The study is touted as the first of its kind “designed specifically to find genetic risk factors that are shared among the three most common allergic conditions,” according to a media release on science news portal Scimex,
“Asthma, hay fever and eczema are allergic diseases that affect different parts of the body: the lungs, the nose and the skin,” the Brisbane-based QIMR Berghofer Medical Research Institute’s Manuel Ferreira, a medical doctor who led the study, was quoted as saying.
“This is important to know because it tells us which specific genes, when not working properly, cause allergic conditions. This knowledge helps us understand why allergies develop in the first place and, potentially, gives us new clues on how they could be prevented or treated,” he said,
The researchers analyzed the genomes of 360,838 people and pinpointed 136 separate genome positions considered to be risk factors for developing the conditions.
“If you are unlucky and inherit these genetic risk factors from your parents, it will predispose you to all three allergic conditions,” said Ferreira.
“Importantly, we have identified several drugs that we believe could be targeted at some of these genes to treat allergies. The first step would be to test those drugs in the laboratory,” he added.
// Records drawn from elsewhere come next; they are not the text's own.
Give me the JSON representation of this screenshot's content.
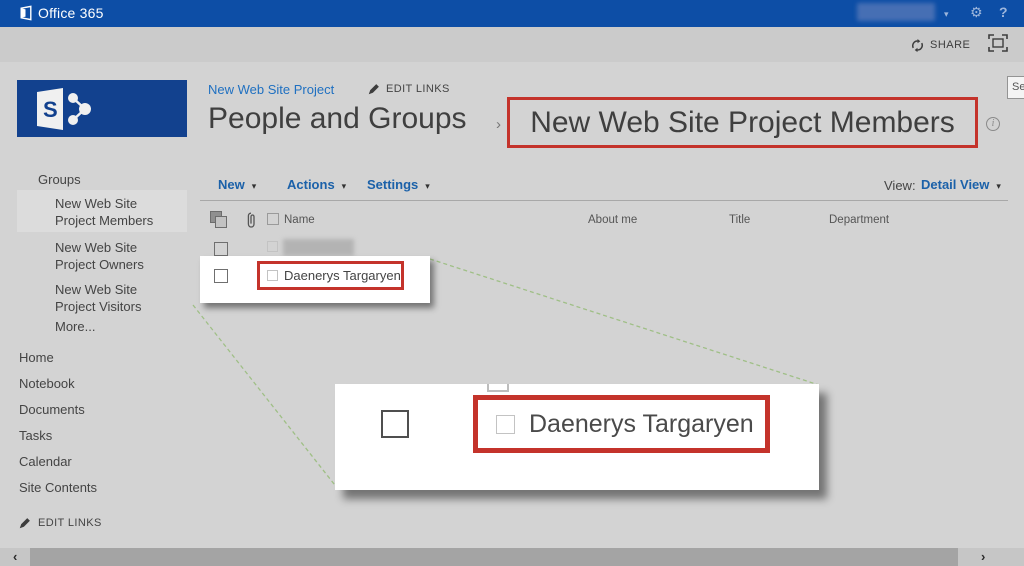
{
  "suite_bar": {
    "brand": "Office 365",
    "caret": "▾",
    "gear": "⚙",
    "help": "?"
  },
  "ribbon": {
    "share": "SHARE"
  },
  "header": {
    "breadcrumb_site": "New Web Site Project",
    "edit_links": "EDIT LINKS",
    "title_section": "People and Groups",
    "title_separator": "›",
    "title_current": "New Web Site Project Members",
    "info": "i",
    "search_partial": "Se"
  },
  "toolbar": {
    "menus": [
      {
        "label": "New"
      },
      {
        "label": "Actions"
      },
      {
        "label": "Settings"
      }
    ],
    "caret": "▾",
    "view_label": "View:",
    "view_value": "Detail View"
  },
  "sidebar": {
    "groups_heading": "Groups",
    "group_items": [
      {
        "label": "New Web Site Project Members",
        "selected": true
      },
      {
        "label": "New Web Site Project Owners",
        "selected": false
      },
      {
        "label": "New Web Site Project Visitors",
        "selected": false
      },
      {
        "label": "More...",
        "selected": false
      }
    ],
    "nav_items": [
      {
        "label": "Home"
      },
      {
        "label": "Notebook"
      },
      {
        "label": "Documents"
      },
      {
        "label": "Tasks"
      },
      {
        "label": "Calendar"
      },
      {
        "label": "Site Contents"
      }
    ],
    "edit_links": "EDIT LINKS"
  },
  "table": {
    "columns": [
      "Name",
      "About me",
      "Title",
      "Department"
    ],
    "rows": [
      {
        "name": "",
        "redacted": true
      },
      {
        "name": "Daenerys Targaryen",
        "redacted": false,
        "highlighted": true
      }
    ]
  },
  "callout": {
    "name": "Daenerys Targaryen"
  },
  "scrollbar": {
    "left_arrow": "‹",
    "right_arrow": "›"
  },
  "colors": {
    "suite_blue": "#0d4ea6",
    "logo_blue": "#12418e",
    "link_blue": "#1b61a9",
    "annotation_red": "#c4332b",
    "connector_green": "#9fbf86",
    "page_gray": "#d3d3d3"
  }
}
The study, which was published in scientific journal Nature Genetics and included researchers from Germany, the Netherlands, Norway, Sweden, the United Kingdom and the United States, also examined if other factors might affect how the genes were “switched on or off”.
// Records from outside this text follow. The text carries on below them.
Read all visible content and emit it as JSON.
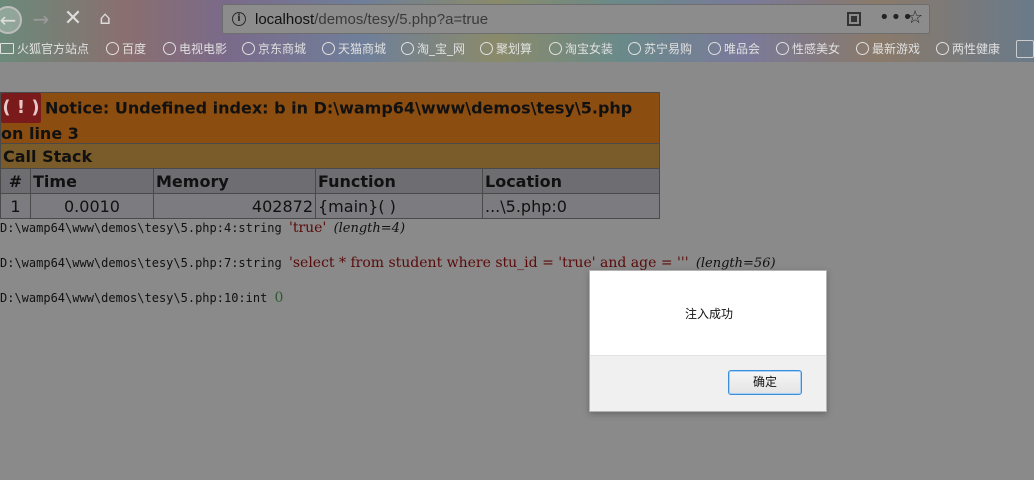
{
  "browser": {
    "url_host": "localhost",
    "url_path": "/demos/tesy/5.php?a=true",
    "nav_icons": [
      "back-arrow-icon",
      "forward-arrow-icon",
      "stop-x-icon",
      "home-icon"
    ],
    "bookmarks": [
      "火狐官方站点",
      "百度",
      "电视电影",
      "京东商城",
      "天猫商城",
      "淘_宝_网",
      "聚划算",
      "淘宝女装",
      "苏宁易购",
      "唯品会",
      "性感美女",
      "最新游戏",
      "两性健康"
    ]
  },
  "notice": {
    "icon_text": "( ! )",
    "message": "Notice: Undefined index: b in D:\\wamp64\\www\\demos\\tesy\\5.php on line 3"
  },
  "callstack": {
    "title": "Call Stack",
    "headers": [
      "#",
      "Time",
      "Memory",
      "Function",
      "Location"
    ],
    "rows": [
      [
        "1",
        "0.0010",
        "402872",
        "{main}( )",
        "...\\5.php:0"
      ]
    ]
  },
  "dumps": [
    {
      "prefix": "D:\\wamp64\\www\\demos\\tesy\\5.php:4:string",
      "value": "'true'",
      "length": "(length=4)"
    },
    {
      "prefix": "D:\\wamp64\\www\\demos\\tesy\\5.php:7:string",
      "value": "'select * from student where stu_id = 'true' and age = '''",
      "length": "(length=56)"
    },
    {
      "prefix": "D:\\wamp64\\www\\demos\\tesy\\5.php:10:int",
      "value": "0"
    }
  ],
  "dialog": {
    "message": "注入成功",
    "ok_label": "确定"
  }
}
“For example, we found one gene – called PITPNM2 – that is more likely to be switched off in people who smoke. If this gene is switched off, then the risk of developing allergies increases,” said Ferreira.
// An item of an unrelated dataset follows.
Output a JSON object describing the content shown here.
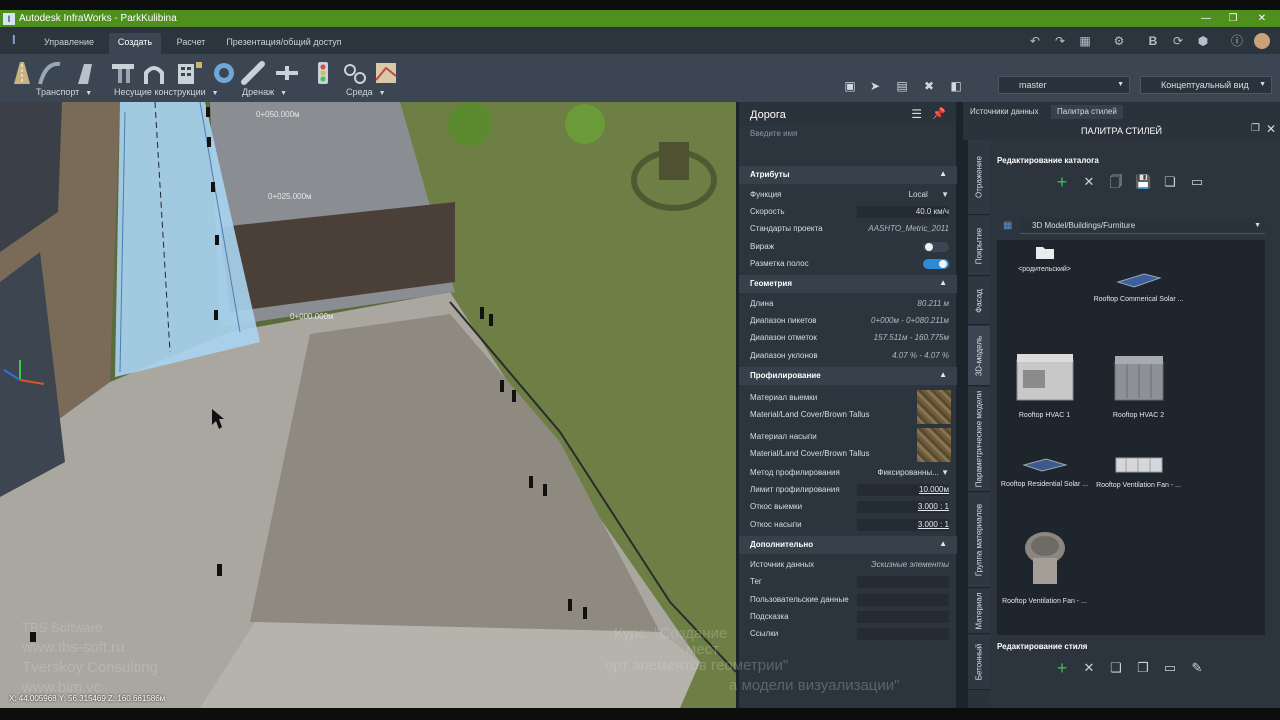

About 11 percent of Australians, or 2.5 million people, reported having asthma between 2014 and 2015, figures from the Australian Bureau of Statistics showed. Nearly one in five Australians, or almost 4.5 million people, suffered from hay fever during that period, according to the Australian Institute of Health and Welfare.